This afternoon, a dear friend of mine from college, Linda Lewis, posted photographs of the newly finished library where she is librarian.
This reminded me of the Elwood Public Library where I worked all four years of high school. It was one of the most remarkable experiences, and I loved every minute of it.
For 94 years, 1903-1997, the $30,000 Carnegie funded library stood at the Southwest corner of North A Street and 16th St., directly across from the old Elwood high school gymnasium. It was one of 164 libraries funded by the Carnegie Foundation.
As a child, I seldom had reason to go upstairs to the imposing cavernous, columned halls of the adult library. When I did enter the main floor, elevated a good 10 to 12 feet above the street level, it was one of the biggest moments for me. It was as exciting as being allowed to take mail into the equally imposing post office, by myself, where my great-uncle, Dewey Smith, was one of the postal workers.
And age 15, I had a dream job where I was surrounded by books, a tremendous wealth of Elwood and Indiana history, genealogy, and most of all, wonderful people with which to work, as well as a plethora of personalities from all throughout the community.
One beloved patron, Mr. Hampton, a former swing band trumpetor, shuffled into the library, promptly at 9:15 AM every morning. He was a very quiet gentleman, but always full of smiles, kind words, and every now and then, provided a glimpse into Elwood’s history.
Betty Caldwell was Elwood’s principal historian, and a wonderful, dedicated resource.

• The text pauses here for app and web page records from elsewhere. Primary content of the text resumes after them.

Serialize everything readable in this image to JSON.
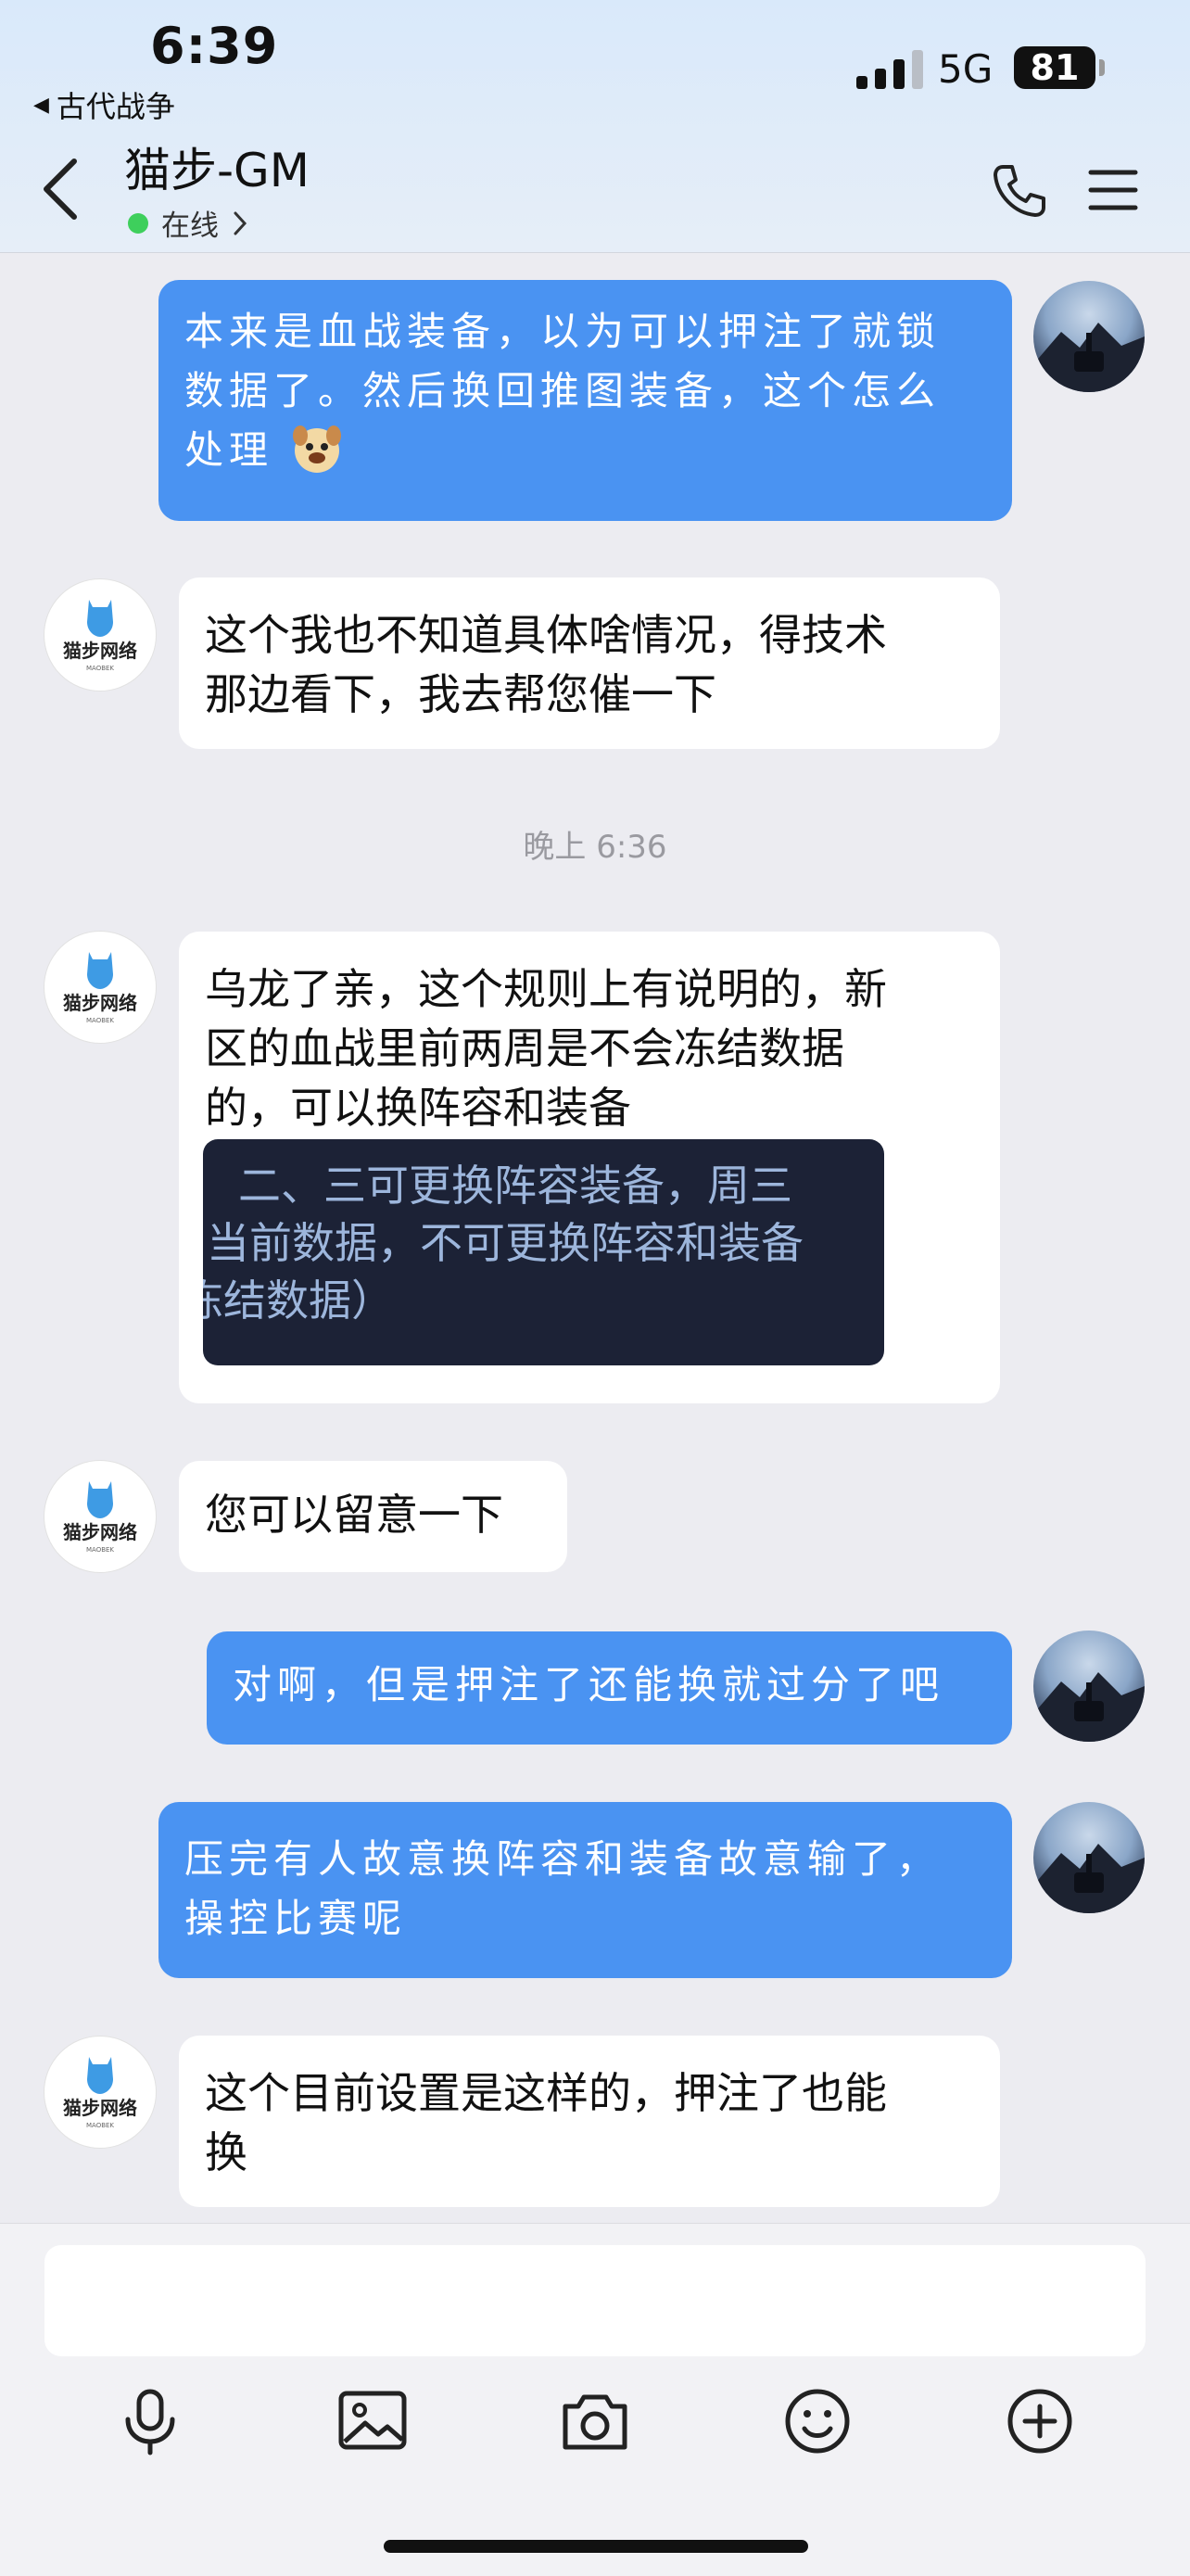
{
  "status_bar": {
    "time": "6:39",
    "back_app": "古代战争",
    "network": "5G",
    "battery": "81"
  },
  "header": {
    "title": "猫步-GM",
    "status": "在线"
  },
  "messages": [
    {
      "text_line1": "本来是血战装备，以为可以押注了就锁",
      "text_line2": "数据了。然后换回推图装备，这个怎么",
      "text_line3": "处理"
    },
    {
      "text_line1": "这个我也不知道具体啥情况，得技术",
      "text_line2": "那边看下，我去帮您催一下"
    },
    {
      "text_line1": "乌龙了亲，这个规则上有说明的，新",
      "text_line2": "区的血战里前两周是不会冻结数据",
      "text_line3": "的，可以换阵容和装备"
    },
    {
      "text": "您可以留意一下"
    },
    {
      "text": "对啊，但是押注了还能换就过分了吧"
    },
    {
      "text_line1": "压完有人故意换阵容和装备故意输了，",
      "text_line2": "操控比赛呢"
    },
    {
      "text_line1": "这个目前设置是这样的，押注了也能",
      "text_line2": "换"
    }
  ],
  "timestamp": "晚上 6:36",
  "screenshot_image": {
    "line1": "二、三可更换阵容装备，周三",
    "line2": "当前数据，不可更换阵容和装备",
    "line3": "冻结数据）"
  },
  "gm_avatar": {
    "logo_text": "猫步网络",
    "logo_sub": "MAOBEK"
  },
  "colors": {
    "outgoing_bubble": "#4a93f2",
    "incoming_bubble": "#ffffff",
    "online": "#3ecf5c"
  },
  "icons": [
    "chevron-left-icon",
    "phone-icon",
    "menu-icon",
    "microphone-icon",
    "image-icon",
    "camera-icon",
    "emoji-icon",
    "plus-icon"
  ]
}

Several times, I was fortunate to work alongside this lovely lady in the Wendell L. Willkie collection. I remember one afternoon, after dragging some boxes down to the meeting room in the basement, Betty and I scoured the autograph books, marveling at the 300,000+ who came to witness the Republican nominee for president who returned to his birthplace to offer his acceptance speech.
I credit Betty for igniting my love for historical research.

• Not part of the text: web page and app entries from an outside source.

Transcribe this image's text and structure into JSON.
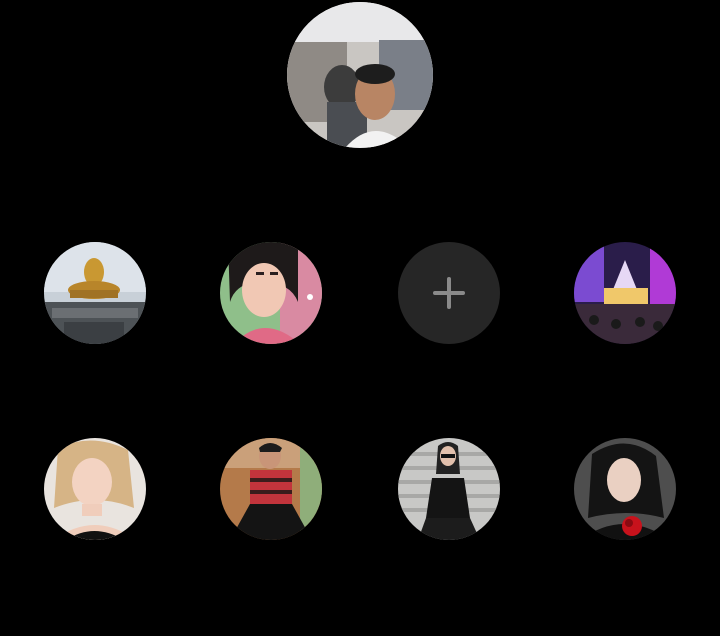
{
  "main_profile": {
    "icon": "profile-photo"
  },
  "friend_slots": [
    {
      "icon": "profile-photo"
    },
    {
      "icon": "profile-photo"
    },
    {
      "icon": "plus-icon",
      "kind": "add"
    },
    {
      "icon": "profile-photo"
    },
    {
      "icon": "profile-photo"
    },
    {
      "icon": "profile-photo"
    },
    {
      "icon": "profile-photo"
    },
    {
      "icon": "profile-photo"
    }
  ],
  "colors": {
    "background": "#000000",
    "add_slot": "#262626",
    "plus": "#8a8a8a"
  }
}
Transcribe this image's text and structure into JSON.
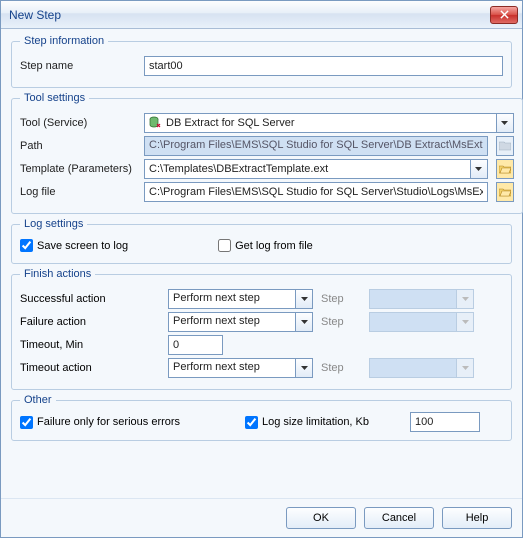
{
  "window": {
    "title": "New Step"
  },
  "step_info": {
    "legend": "Step information",
    "name_label": "Step name",
    "name_value": "start00"
  },
  "tool": {
    "legend": "Tool settings",
    "tool_label": "Tool (Service)",
    "tool_value": "DB Extract for SQL Server",
    "path_label": "Path",
    "path_value": "C:\\Program Files\\EMS\\SQL Studio for SQL Server\\DB Extract\\MsExt",
    "template_label": "Template (Parameters)",
    "template_value": "C:\\Templates\\DBExtractTemplate.ext",
    "log_label": "Log file",
    "log_value": "C:\\Program Files\\EMS\\SQL Studio for SQL Server\\Studio\\Logs\\MsEx"
  },
  "log": {
    "legend": "Log settings",
    "save_screen": "Save screen to log",
    "get_log": "Get log from file"
  },
  "finish": {
    "legend": "Finish actions",
    "success_label": "Successful action",
    "success_value": "Perform next step",
    "failure_label": "Failure action",
    "failure_value": "Perform next step",
    "timeout_label": "Timeout, Min",
    "timeout_value": "0",
    "timeout_action_label": "Timeout action",
    "timeout_action_value": "Perform next step",
    "step_label": "Step"
  },
  "other": {
    "legend": "Other",
    "failure_serious": "Failure only for serious errors",
    "log_limit": "Log size limitation, Kb",
    "log_limit_value": "100"
  },
  "buttons": {
    "ok": "OK",
    "cancel": "Cancel",
    "help": "Help"
  }
}
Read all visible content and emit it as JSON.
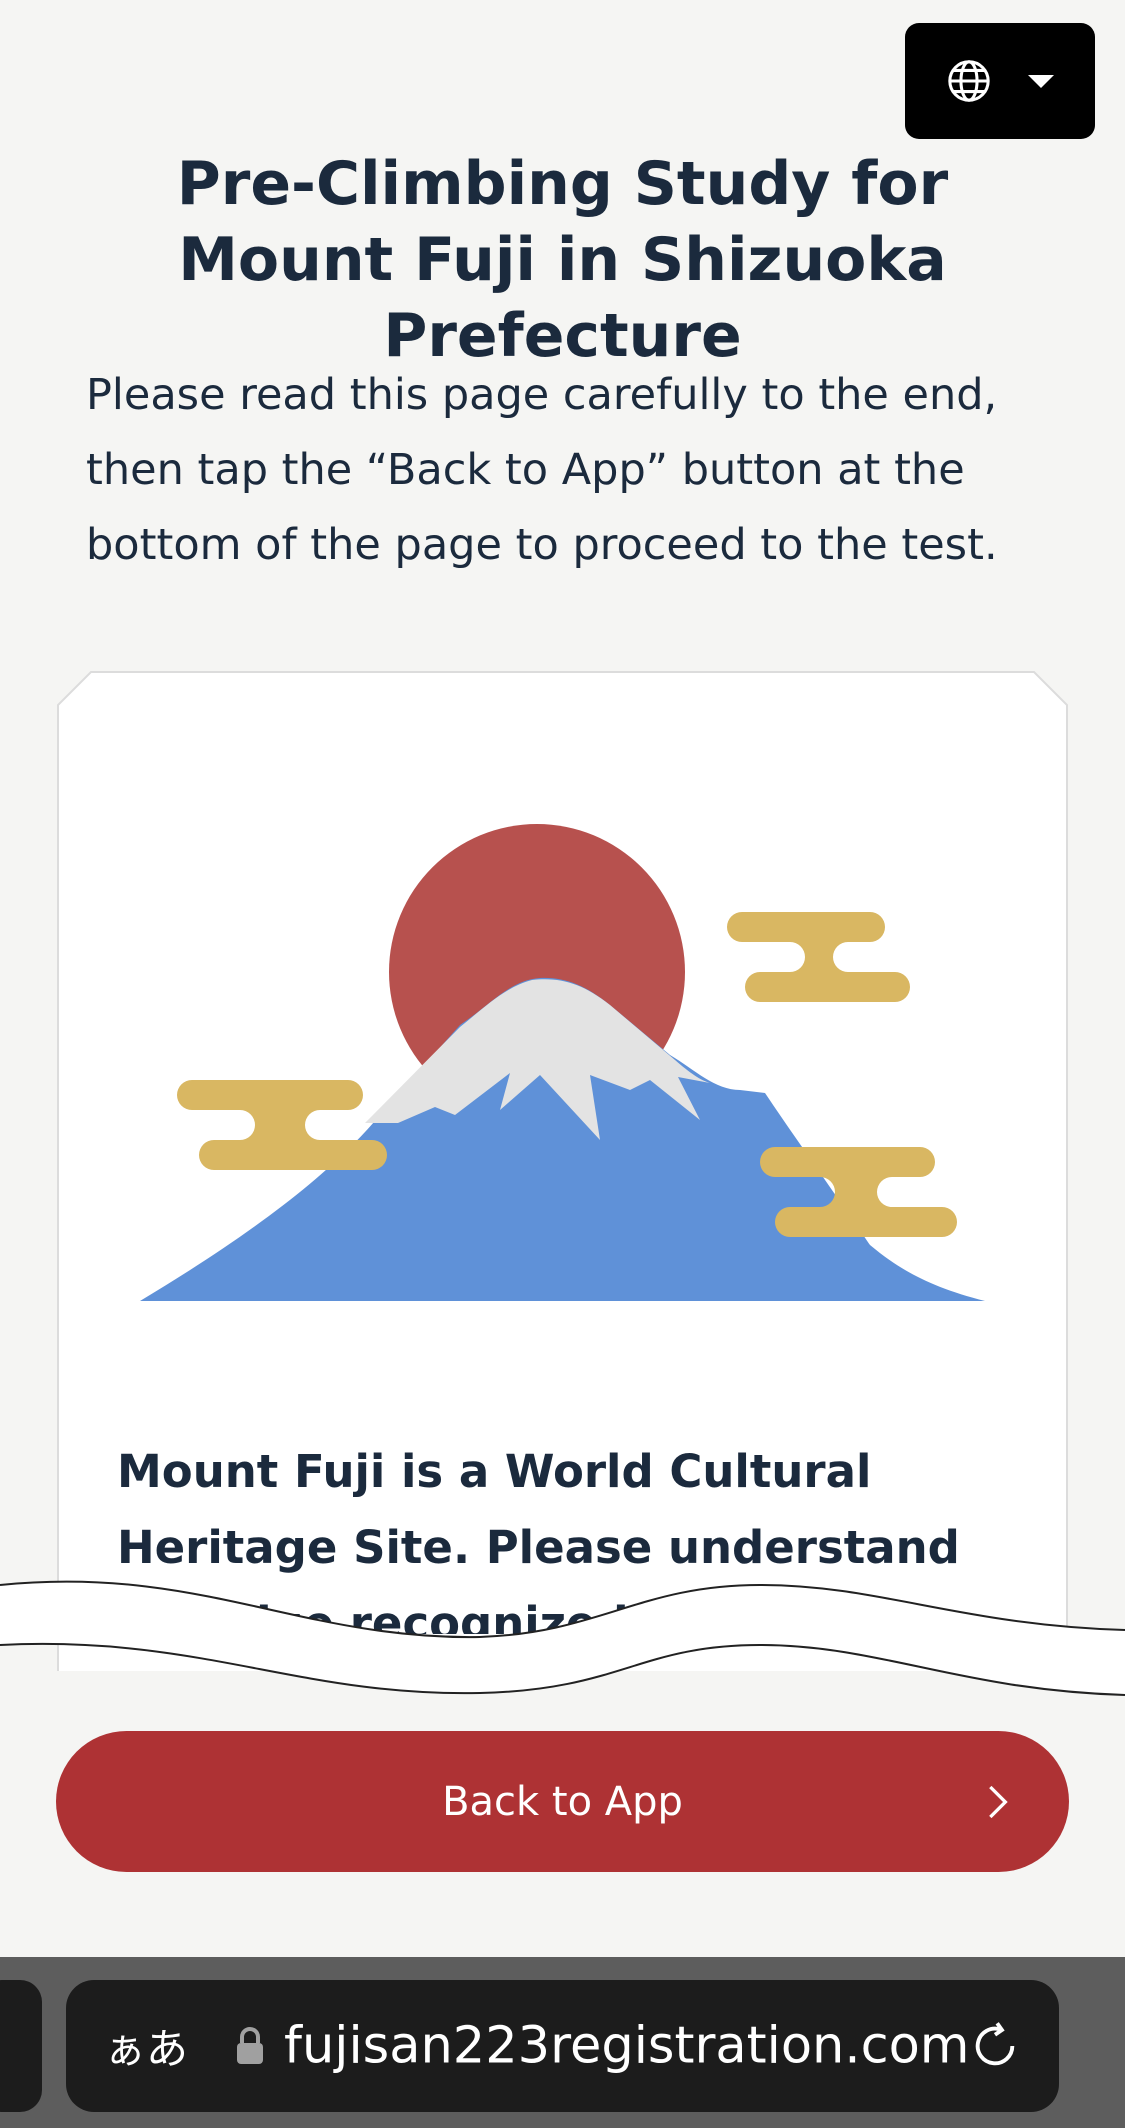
{
  "header": {
    "language_button_label": "Language"
  },
  "page": {
    "title": "Pre-Climbing Study for Mount Fuji in Shizuoka Prefecture",
    "intro": "Please read this page carefully to the end, then tap the “Back to App” button at the bottom of the page to proceed to the test."
  },
  "card": {
    "text": "Mount Fuji is a World Cultural Heritage Site. Please understand its value recognized as a World Cultural Heritage"
  },
  "footer": {
    "back_button_label": "Back to App"
  },
  "browser": {
    "text_size_label": "ぁあ",
    "url": "fujisan223registration.com"
  },
  "colors": {
    "accent": "#ae3234",
    "sun": "#b7514e",
    "mountain": "#5f91d8",
    "snow": "#e3e3e3",
    "cloud": "#d9b762",
    "text": "#1b2a3d"
  }
}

Wendell L. Willkie returns to Elwood
I still maintain contact, via social media, with several of those with whom I worked.
Mitzi Thomas, the children’s librarian, Fancie Robertson (through her son, Mike), adult librarian, Darlene Summers, adult librarian, and fellow student librarians, Jan Eddy and Julia Summers. There were also adult librarians Lynn Ischay, Rita McQuitty, and Margie Stiner, and student librarians Shawn Heaton, Cheryl McQuitty, and David Richards.
Margie Stiner, adult librarian and overseer of the teens, had been best friends with my grandparents, and knew all my great-grandparents, and other family members. I loved working Tuesday nights, so I could close with Margie, and learn more of my family’s history. Margie also sparked my interest in genealogy.
I also loved working with Francie Robertson who loved sharing stories about her Irish father, Fireman Kelly. Francie also had traced her lineage back to Lord Ponsonby of England. I think it was Ponsonby.
I primarily worked with Mitzi, the children’s librarian. Mitzi, only a few years older than me, shared many of the same interests: history, choir/show choir, and especially, movies. One spring night, Mitzi, her husband, Scott, and I, drove down to Indianapolis’ Emerson Street movie theater to watch GONE WITH THE WIND on the big screen.
One summer, Mitzi was in the final stages of her pregnancy with Ian Alexander Thomas. It was a miserably hot summer, and I don’t ever recall Mitzi displaying anything but cheerfulness and laughter.
One year, the library was completely repainted, and though it was a chore, working around plaster dust, painter’s ladders and equipment, and constantly reshelving books… endless reshelving…. we all worked together, cheering on the progress, and gleaming beauty transformed each day.
Several of us student librarians, standing on ladders, decided to leave permanent notes on top of the non-fiction shelves on the western side of the main hall. Looking back 35 years, it seemed as though we were leaving our mark as part of the library’s legacy, rather than a typical teenage graffiti prank.
The Elwood Public Library was far from being a relic, and even further from being merely a building in which to store, and share books, periodicals, records and tapes, VHS tapes, etc.
The Elwood Public Library was all about its people, the staff, and the patrons.
Always, always support your public libraries, and use them to their fullest!